**Brief**
Search the entries for the word "貼り付け". Copy every line where it turns up.

**Raw data**
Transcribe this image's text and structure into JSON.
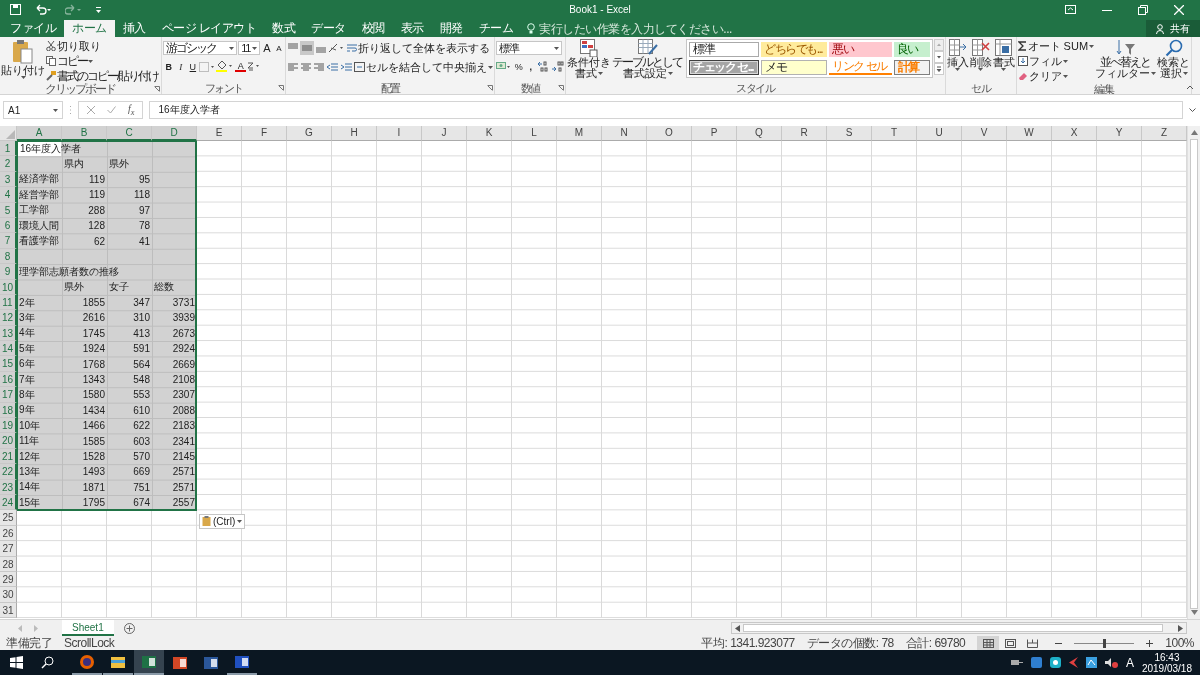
{
  "title_bar": {
    "title": "Book1 - Excel",
    "redo_disabled": true
  },
  "tabs": [
    {
      "label": "ファイル",
      "selected": false
    },
    {
      "label": "ホーム",
      "selected": true
    },
    {
      "label": "挿入",
      "selected": false
    },
    {
      "label": "ページ レイアウト",
      "selected": false
    },
    {
      "label": "数式",
      "selected": false
    },
    {
      "label": "データ",
      "selected": false
    },
    {
      "label": "校閲",
      "selected": false
    },
    {
      "label": "表示",
      "selected": false
    },
    {
      "label": "開発",
      "selected": false
    },
    {
      "label": "チーム",
      "selected": false
    }
  ],
  "tell_me": {
    "placeholder": "実行したい作業を入力してください..."
  },
  "share": {
    "label": "共有"
  },
  "ribbon": {
    "clipboard": {
      "label": "クリップボード",
      "paste": "貼り付け",
      "cut": "切り取り",
      "copy": "コピー",
      "format_painter": "書式のコピー/貼り付け"
    },
    "font": {
      "label": "フォント",
      "font_name": "游ゴシック",
      "font_size": "11",
      "grow": "A",
      "shrink": "A",
      "bold": "B",
      "italic": "I",
      "underline": "U",
      "font_color": "A"
    },
    "alignment": {
      "label": "配置",
      "wrap": "折り返して全体を表示する",
      "merge": "セルを結合して中央揃え"
    },
    "number": {
      "label": "数値",
      "format": "標準",
      "percent": "%",
      "comma": ","
    },
    "styles": {
      "label": "スタイル",
      "conditional": [
        "条件付き",
        "書式"
      ],
      "table": [
        "テーブルとして",
        "書式設定"
      ],
      "gallery": [
        {
          "label": "標準",
          "kind": "normal"
        },
        {
          "label": "どちらでも...",
          "kind": "neutral"
        },
        {
          "label": "悪い",
          "kind": "bad"
        },
        {
          "label": "良い",
          "kind": "good"
        },
        {
          "label": "チェック セ...",
          "kind": "check"
        },
        {
          "label": "メモ",
          "kind": "note"
        },
        {
          "label": "リンク セル",
          "kind": "link"
        },
        {
          "label": "計算",
          "kind": "calc"
        }
      ]
    },
    "cells": {
      "label": "セル",
      "buttons": [
        {
          "label": "挿入",
          "kind": "insert"
        },
        {
          "label": "削除",
          "kind": "delete"
        },
        {
          "label": "書式",
          "kind": "format"
        }
      ]
    },
    "editing": {
      "label": "編集",
      "autosum": "オート SUM",
      "fill": "フィル",
      "clear": "クリア",
      "sort": [
        "並べ替えと",
        "フィルター"
      ],
      "find": [
        "検索と",
        "選択"
      ]
    }
  },
  "formula_bar": {
    "name_box": "A1",
    "function_label": "f$_{x}$",
    "formula": "16年度入学者"
  },
  "sheet": {
    "columns": [
      {
        "label": "A",
        "selected": true
      },
      {
        "label": "B",
        "selected": true
      },
      {
        "label": "C",
        "selected": true
      },
      {
        "label": "D",
        "selected": true
      },
      {
        "label": "E",
        "selected": false
      },
      {
        "label": "F",
        "selected": false
      },
      {
        "label": "G",
        "selected": false
      },
      {
        "label": "H",
        "selected": false
      },
      {
        "label": "I",
        "selected": false
      },
      {
        "label": "J",
        "selected": false
      },
      {
        "label": "K",
        "selected": false
      },
      {
        "label": "L",
        "selected": false
      },
      {
        "label": "M",
        "selected": false
      },
      {
        "label": "N",
        "selected": false
      },
      {
        "label": "O",
        "selected": false
      },
      {
        "label": "P",
        "selected": false
      },
      {
        "label": "Q",
        "selected": false
      },
      {
        "label": "R",
        "selected": false
      },
      {
        "label": "S",
        "selected": false
      },
      {
        "label": "T",
        "selected": false
      },
      {
        "label": "U",
        "selected": false
      },
      {
        "label": "V",
        "selected": false
      },
      {
        "label": "W",
        "selected": false
      },
      {
        "label": "X",
        "selected": false
      },
      {
        "label": "Y",
        "selected": false
      },
      {
        "label": "Z",
        "selected": false
      }
    ],
    "rows": [
      {
        "header": "1",
        "selected": true,
        "cells": [
          {
            "text": "16年度入学者",
            "kind": "text",
            "active": true
          }
        ]
      },
      {
        "header": "2",
        "selected": true,
        "cells": [
          null,
          {
            "text": "県内",
            "kind": "text",
            "active": false
          },
          {
            "text": "県外",
            "kind": "text",
            "active": false
          }
        ]
      },
      {
        "header": "3",
        "selected": true,
        "cells": [
          {
            "text": "経済学部",
            "kind": "text",
            "active": false
          },
          {
            "text": "119",
            "kind": "number",
            "active": false
          },
          {
            "text": "95",
            "kind": "number",
            "active": false
          }
        ]
      },
      {
        "header": "4",
        "selected": true,
        "cells": [
          {
            "text": "経営学部",
            "kind": "text",
            "active": false
          },
          {
            "text": "119",
            "kind": "number",
            "active": false
          },
          {
            "text": "118",
            "kind": "number",
            "active": false
          }
        ]
      },
      {
        "header": "5",
        "selected": true,
        "cells": [
          {
            "text": "工学部",
            "kind": "text",
            "active": false
          },
          {
            "text": "288",
            "kind": "number",
            "active": false
          },
          {
            "text": "97",
            "kind": "number",
            "active": false
          }
        ]
      },
      {
        "header": "6",
        "selected": true,
        "cells": [
          {
            "text": "環境人間",
            "kind": "text",
            "active": false
          },
          {
            "text": "128",
            "kind": "number",
            "active": false
          },
          {
            "text": "78",
            "kind": "number",
            "active": false
          }
        ]
      },
      {
        "header": "7",
        "selected": true,
        "cells": [
          {
            "text": "看護学部",
            "kind": "text",
            "active": false
          },
          {
            "text": "62",
            "kind": "number",
            "active": false
          },
          {
            "text": "41",
            "kind": "number",
            "active": false
          }
        ]
      },
      {
        "header": "8",
        "selected": true
      },
      {
        "header": "9",
        "selected": true,
        "cells": [
          {
            "text": "理学部志願者数の推移",
            "kind": "text",
            "active": false
          }
        ]
      },
      {
        "header": "10",
        "selected": true,
        "cells": [
          null,
          {
            "text": "県外",
            "kind": "text",
            "active": false
          },
          {
            "text": "女子",
            "kind": "text",
            "active": false
          },
          {
            "text": "総数",
            "kind": "text",
            "active": false
          }
        ]
      },
      {
        "header": "11",
        "selected": true,
        "cells": [
          {
            "text": "2年",
            "kind": "text",
            "active": false
          },
          {
            "text": "1855",
            "kind": "number",
            "active": false
          },
          {
            "text": "347",
            "kind": "number",
            "active": false
          },
          {
            "text": "3731",
            "kind": "number",
            "active": false
          }
        ]
      },
      {
        "header": "12",
        "selected": true,
        "cells": [
          {
            "text": "3年",
            "kind": "text",
            "active": false
          },
          {
            "text": "2616",
            "kind": "number",
            "active": false
          },
          {
            "text": "310",
            "kind": "number",
            "active": false
          },
          {
            "text": "3939",
            "kind": "number",
            "active": false
          }
        ]
      },
      {
        "header": "13",
        "selected": true,
        "cells": [
          {
            "text": "4年",
            "kind": "text",
            "active": false
          },
          {
            "text": "1745",
            "kind": "number",
            "active": false
          },
          {
            "text": "413",
            "kind": "number",
            "active": false
          },
          {
            "text": "2673",
            "kind": "number",
            "active": false
          }
        ]
      },
      {
        "header": "14",
        "selected": true,
        "cells": [
          {
            "text": "5年",
            "kind": "text",
            "active": false
          },
          {
            "text": "1924",
            "kind": "number",
            "active": false
          },
          {
            "text": "591",
            "kind": "number",
            "active": false
          },
          {
            "text": "2924",
            "kind": "number",
            "active": false
          }
        ]
      },
      {
        "header": "15",
        "selected": true,
        "cells": [
          {
            "text": "6年",
            "kind": "text",
            "active": false
          },
          {
            "text": "1768",
            "kind": "number",
            "active": false
          },
          {
            "text": "564",
            "kind": "number",
            "active": false
          },
          {
            "text": "2669",
            "kind": "number",
            "active": false
          }
        ]
      },
      {
        "header": "16",
        "selected": true,
        "cells": [
          {
            "text": "7年",
            "kind": "text",
            "active": false
          },
          {
            "text": "1343",
            "kind": "number",
            "active": false
          },
          {
            "text": "548",
            "kind": "number",
            "active": false
          },
          {
            "text": "2108",
            "kind": "number",
            "active": false
          }
        ]
      },
      {
        "header": "17",
        "selected": true,
        "cells": [
          {
            "text": "8年",
            "kind": "text",
            "active": false
          },
          {
            "text": "1580",
            "kind": "number",
            "active": false
          },
          {
            "text": "553",
            "kind": "number",
            "active": false
          },
          {
            "text": "2307",
            "kind": "number",
            "active": false
          }
        ]
      },
      {
        "header": "18",
        "selected": true,
        "cells": [
          {
            "text": "9年",
            "kind": "text",
            "active": false
          },
          {
            "text": "1434",
            "kind": "number",
            "active": false
          },
          {
            "text": "610",
            "kind": "number",
            "active": false
          },
          {
            "text": "2088",
            "kind": "number",
            "active": false
          }
        ]
      },
      {
        "header": "19",
        "selected": true,
        "cells": [
          {
            "text": "10年",
            "kind": "text",
            "active": false
          },
          {
            "text": "1466",
            "kind": "number",
            "active": false
          },
          {
            "text": "622",
            "kind": "number",
            "active": false
          },
          {
            "text": "2183",
            "kind": "number",
            "active": false
          }
        ]
      },
      {
        "header": "20",
        "selected": true,
        "cells": [
          {
            "text": "11年",
            "kind": "text",
            "active": false
          },
          {
            "text": "1585",
            "kind": "number",
            "active": false
          },
          {
            "text": "603",
            "kind": "number",
            "active": false
          },
          {
            "text": "2341",
            "kind": "number",
            "active": false
          }
        ]
      },
      {
        "header": "21",
        "selected": true,
        "cells": [
          {
            "text": "12年",
            "kind": "text",
            "active": false
          },
          {
            "text": "1528",
            "kind": "number",
            "active": false
          },
          {
            "text": "570",
            "kind": "number",
            "active": false
          },
          {
            "text": "2145",
            "kind": "number",
            "active": false
          }
        ]
      },
      {
        "header": "22",
        "selected": true,
        "cells": [
          {
            "text": "13年",
            "kind": "text",
            "active": false
          },
          {
            "text": "1493",
            "kind": "number",
            "active": false
          },
          {
            "text": "669",
            "kind": "number",
            "active": false
          },
          {
            "text": "2571",
            "kind": "number",
            "active": false
          }
        ]
      },
      {
        "header": "23",
        "selected": true,
        "cells": [
          {
            "text": "14年",
            "kind": "text",
            "active": false
          },
          {
            "text": "1871",
            "kind": "number",
            "active": false
          },
          {
            "text": "751",
            "kind": "number",
            "active": false
          },
          {
            "text": "2571",
            "kind": "number",
            "active": false
          }
        ]
      },
      {
        "header": "24",
        "selected": true,
        "cells": [
          {
            "text": "15年",
            "kind": "text",
            "active": false
          },
          {
            "text": "1795",
            "kind": "number",
            "active": false
          },
          {
            "text": "674",
            "kind": "number",
            "active": false
          },
          {
            "text": "2557",
            "kind": "number",
            "active": false
          }
        ]
      },
      {
        "header": "25",
        "selected": false
      },
      {
        "header": "26",
        "selected": false
      },
      {
        "header": "27",
        "selected": false
      },
      {
        "header": "28",
        "selected": false
      },
      {
        "header": "29",
        "selected": false
      },
      {
        "header": "30",
        "selected": false
      },
      {
        "header": "31",
        "selected": false
      }
    ],
    "paste_options": {
      "label": "(Ctrl)"
    }
  },
  "sheet_tabs": [
    {
      "label": "Sheet1",
      "selected": true
    }
  ],
  "status_bar": {
    "ready": "準備完了",
    "scroll_lock": "ScrollLock",
    "average": "平均: 1341.923077",
    "count": "データの個数: 78",
    "sum": "合計: 69780",
    "views": [
      {
        "kind": "normal",
        "selected": true
      },
      {
        "kind": "page_layout",
        "selected": false
      },
      {
        "kind": "page_break",
        "selected": false
      }
    ],
    "zoom": {
      "level": 0.5,
      "label": "100%"
    }
  },
  "taskbar": {
    "apps": [
      {
        "kind": "firefox",
        "running": true,
        "active": false
      },
      {
        "kind": "explorer",
        "running": true,
        "active": false
      },
      {
        "kind": "excel",
        "running": true,
        "active": true
      },
      {
        "kind": "powerpoint",
        "running": false,
        "active": false
      },
      {
        "kind": "word",
        "running": false,
        "active": false
      },
      {
        "kind": "app",
        "running": true,
        "active": false
      }
    ],
    "ime": "A",
    "time": "16:43",
    "date": "2019/03/18"
  }
}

**Answer space**
      "paste": "貼り付け",
      "format_painter": "書式のコピー/貼り付け"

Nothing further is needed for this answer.